Assets - American businessAssets are revenue-generating resources owned by every firm. It is impossible for a firm to earn (generate) revenues without owning and using its assets.
Assets are divided into current assets and long-term assets. Current assets, which are the more liquid assets that a firm owns, have useful lives of one year or less. Examples of current assets are cash, accounts receivable, merchandise inventory, supplies, various prepaid expenses such as prepaid rent and prepaid insurance, and short-term investments.
Long-term assets are less liquid and have useful lives greater than one year. In other words, their useful lives will span several, if not many, accounting periods, and they are expected to generate revenues for the firm over many accounting periods. There are three classes of long-term assets: man-made assets (such as plant and equipment); natural resources (such as timber tracts, mineral deposits, mines, and oil wells); and intangible assets (legal rights and privileges such a patents, copyrights, trademarks, logos, franchises, and goodwill). Assets are increased by debits to those accounts and decreased by credit entries (see debit, credit).
In terms of the accounting equation assets = liabilities + owners equity, the assets are the uses of the firm’s capital. The liabilities and owners’ equity are the sources of the firm’s capital. Thus, the left and right sides of the accounting equation must always be in balance.

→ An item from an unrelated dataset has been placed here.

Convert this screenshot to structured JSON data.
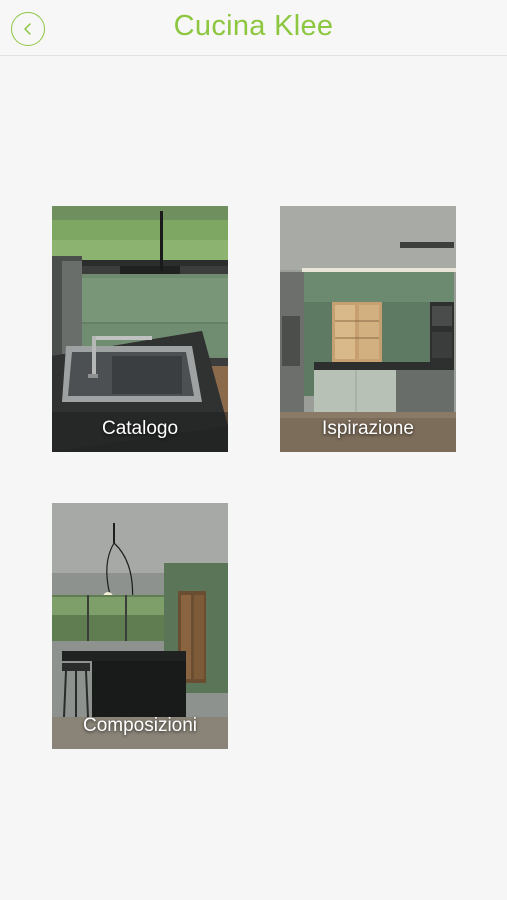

Because assets are used in the generation of a firm’s revenues, most are transferred to expense over their useful life. While supplies reside in inventory, they are classified as assets (supplies inventory). When those supplies are used, their cost is classified as an expense (supplies expense). Likewise, when machinery is used, it is depreciated. When natural resources are used, they are depleted. When intangible assets help to generate revenue, they are amortized (see amortization).